PROVIDED RECORDS

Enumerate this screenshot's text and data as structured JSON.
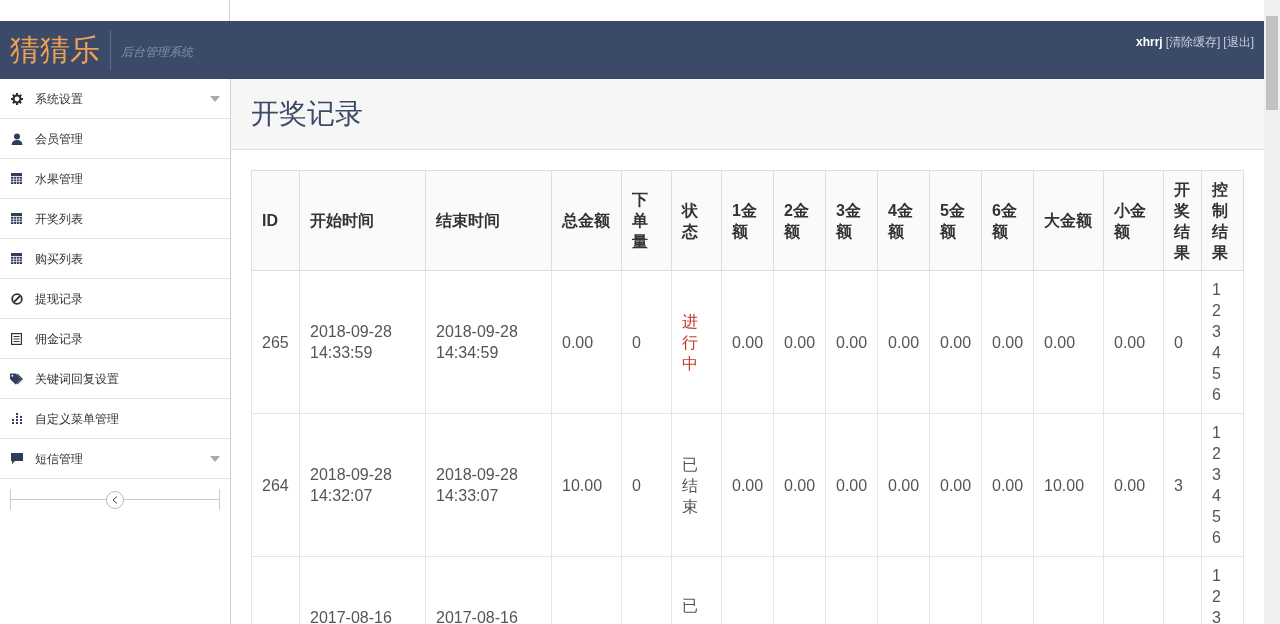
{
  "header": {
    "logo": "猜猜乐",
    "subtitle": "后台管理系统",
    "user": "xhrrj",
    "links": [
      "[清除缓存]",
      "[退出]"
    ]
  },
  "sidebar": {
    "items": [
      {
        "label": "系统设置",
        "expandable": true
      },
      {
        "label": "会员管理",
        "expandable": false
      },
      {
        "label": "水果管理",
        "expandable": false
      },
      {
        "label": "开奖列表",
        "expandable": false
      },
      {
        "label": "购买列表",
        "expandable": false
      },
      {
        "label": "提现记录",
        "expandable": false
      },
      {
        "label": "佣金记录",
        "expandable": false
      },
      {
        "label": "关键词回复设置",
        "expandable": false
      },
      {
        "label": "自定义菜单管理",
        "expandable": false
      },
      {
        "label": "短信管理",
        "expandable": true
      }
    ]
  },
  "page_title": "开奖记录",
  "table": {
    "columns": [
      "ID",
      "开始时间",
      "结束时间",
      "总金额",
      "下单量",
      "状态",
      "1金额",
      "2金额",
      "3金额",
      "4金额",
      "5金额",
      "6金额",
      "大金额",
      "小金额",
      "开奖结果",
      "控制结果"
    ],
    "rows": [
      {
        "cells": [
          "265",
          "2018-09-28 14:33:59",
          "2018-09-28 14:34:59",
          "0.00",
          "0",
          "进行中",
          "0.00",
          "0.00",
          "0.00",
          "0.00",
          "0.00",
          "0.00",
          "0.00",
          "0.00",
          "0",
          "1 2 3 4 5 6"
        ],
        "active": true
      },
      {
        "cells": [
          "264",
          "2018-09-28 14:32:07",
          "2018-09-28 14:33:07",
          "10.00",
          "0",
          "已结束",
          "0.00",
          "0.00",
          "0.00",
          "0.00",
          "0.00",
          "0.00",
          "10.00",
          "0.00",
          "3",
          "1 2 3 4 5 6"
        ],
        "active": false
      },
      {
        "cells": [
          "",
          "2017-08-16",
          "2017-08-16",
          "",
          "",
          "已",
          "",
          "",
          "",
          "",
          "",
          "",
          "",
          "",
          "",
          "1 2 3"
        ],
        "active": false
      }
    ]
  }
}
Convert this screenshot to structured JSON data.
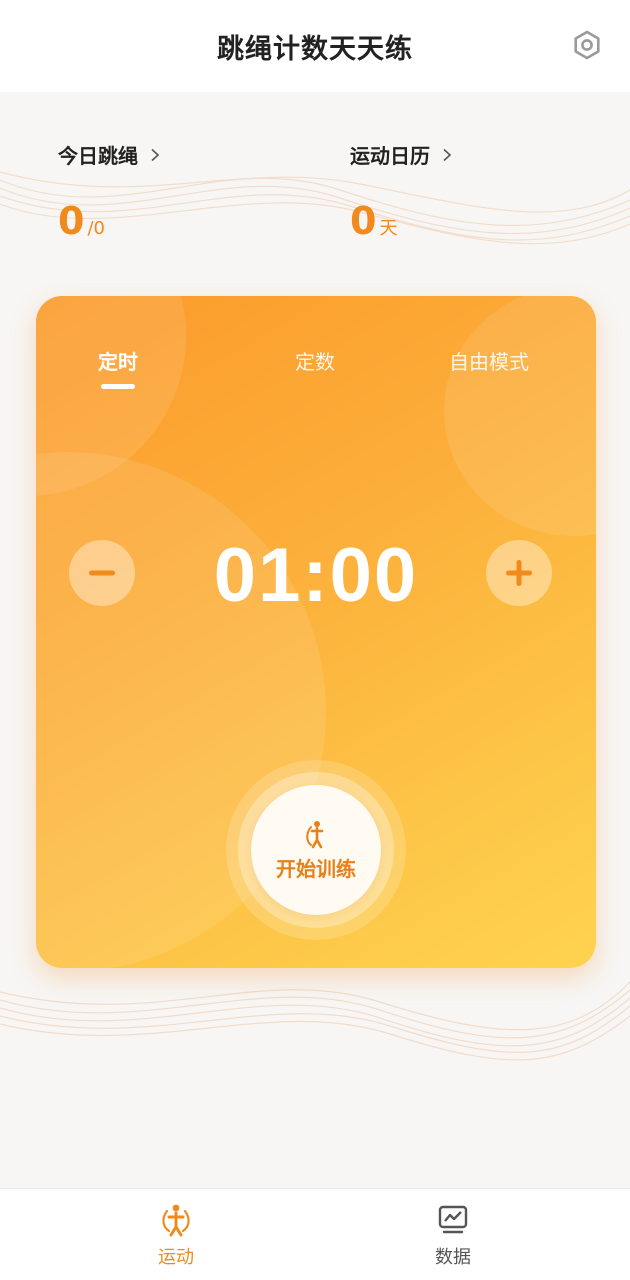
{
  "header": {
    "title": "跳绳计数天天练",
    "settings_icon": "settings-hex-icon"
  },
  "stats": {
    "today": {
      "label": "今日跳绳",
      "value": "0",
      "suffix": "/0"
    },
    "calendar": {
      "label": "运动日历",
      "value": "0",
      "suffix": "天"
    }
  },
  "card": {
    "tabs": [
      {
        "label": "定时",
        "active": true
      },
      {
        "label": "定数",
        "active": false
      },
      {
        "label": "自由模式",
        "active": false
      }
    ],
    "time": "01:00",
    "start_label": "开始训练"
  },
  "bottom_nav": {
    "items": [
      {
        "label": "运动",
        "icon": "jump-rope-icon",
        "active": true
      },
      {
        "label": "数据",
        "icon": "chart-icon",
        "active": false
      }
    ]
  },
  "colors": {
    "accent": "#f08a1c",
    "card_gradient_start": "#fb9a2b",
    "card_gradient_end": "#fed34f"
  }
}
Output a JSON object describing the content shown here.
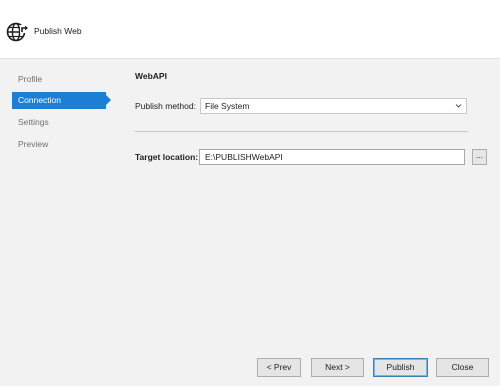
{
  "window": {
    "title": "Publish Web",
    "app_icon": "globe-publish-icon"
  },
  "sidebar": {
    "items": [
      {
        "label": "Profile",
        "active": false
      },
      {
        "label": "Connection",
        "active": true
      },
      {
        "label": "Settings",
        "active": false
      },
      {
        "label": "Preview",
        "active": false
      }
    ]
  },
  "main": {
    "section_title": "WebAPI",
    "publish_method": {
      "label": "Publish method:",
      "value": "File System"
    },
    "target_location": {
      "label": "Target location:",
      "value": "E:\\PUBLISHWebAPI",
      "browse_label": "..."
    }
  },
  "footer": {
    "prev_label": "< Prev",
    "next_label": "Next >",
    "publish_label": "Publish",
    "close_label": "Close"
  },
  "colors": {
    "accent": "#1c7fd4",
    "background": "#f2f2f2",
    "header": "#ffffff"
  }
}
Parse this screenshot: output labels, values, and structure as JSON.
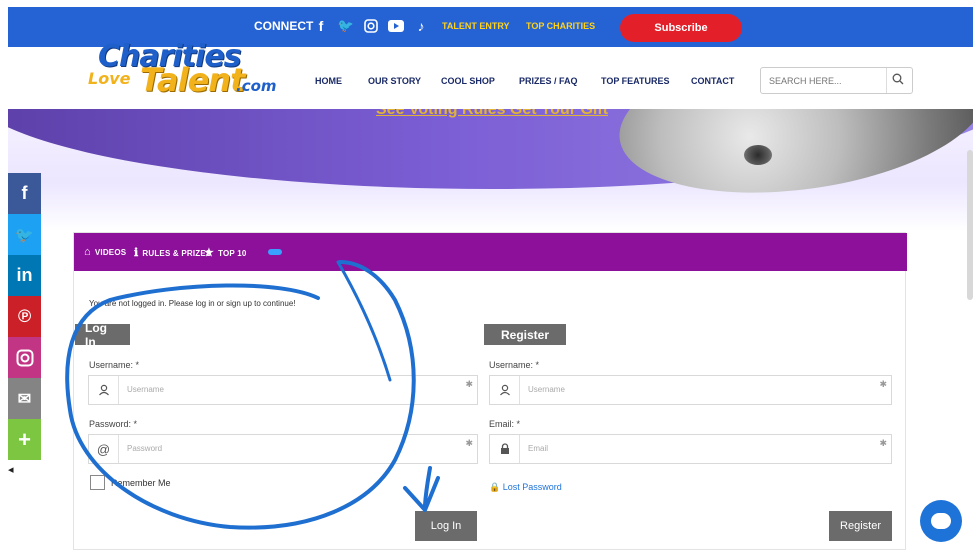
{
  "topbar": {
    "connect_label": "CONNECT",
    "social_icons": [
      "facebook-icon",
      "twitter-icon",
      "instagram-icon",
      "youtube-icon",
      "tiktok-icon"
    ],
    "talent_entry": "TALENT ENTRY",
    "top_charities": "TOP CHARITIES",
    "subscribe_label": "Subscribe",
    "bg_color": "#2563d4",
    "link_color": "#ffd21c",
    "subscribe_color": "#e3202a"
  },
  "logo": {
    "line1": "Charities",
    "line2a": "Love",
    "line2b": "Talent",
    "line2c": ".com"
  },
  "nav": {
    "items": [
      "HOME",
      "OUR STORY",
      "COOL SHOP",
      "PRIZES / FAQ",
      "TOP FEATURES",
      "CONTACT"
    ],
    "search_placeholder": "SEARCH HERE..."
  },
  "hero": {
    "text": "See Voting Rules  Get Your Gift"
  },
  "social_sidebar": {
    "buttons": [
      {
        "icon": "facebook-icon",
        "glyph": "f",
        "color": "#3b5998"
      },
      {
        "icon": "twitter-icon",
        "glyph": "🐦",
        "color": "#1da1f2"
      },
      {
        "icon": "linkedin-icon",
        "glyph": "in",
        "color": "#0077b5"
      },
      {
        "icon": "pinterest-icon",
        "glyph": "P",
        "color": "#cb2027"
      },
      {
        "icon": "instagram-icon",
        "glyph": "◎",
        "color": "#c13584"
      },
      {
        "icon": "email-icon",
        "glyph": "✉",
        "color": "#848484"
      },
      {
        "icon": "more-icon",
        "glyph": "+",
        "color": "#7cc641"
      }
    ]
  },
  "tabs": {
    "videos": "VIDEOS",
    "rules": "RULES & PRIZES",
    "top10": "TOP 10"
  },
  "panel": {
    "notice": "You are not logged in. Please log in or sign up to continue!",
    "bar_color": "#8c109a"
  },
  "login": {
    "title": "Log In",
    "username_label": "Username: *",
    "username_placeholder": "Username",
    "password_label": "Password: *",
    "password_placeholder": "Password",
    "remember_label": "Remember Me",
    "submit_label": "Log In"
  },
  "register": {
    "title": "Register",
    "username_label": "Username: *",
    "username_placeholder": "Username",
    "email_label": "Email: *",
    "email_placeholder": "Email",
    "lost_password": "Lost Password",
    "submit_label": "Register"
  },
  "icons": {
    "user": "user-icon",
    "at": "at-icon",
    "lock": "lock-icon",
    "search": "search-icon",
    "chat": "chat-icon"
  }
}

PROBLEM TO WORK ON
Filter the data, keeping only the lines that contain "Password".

RESULT OF THE TASK
    "password_label": "Password: *",
    "password_placeholder": "Password",
    "lost_password": "Lost Password",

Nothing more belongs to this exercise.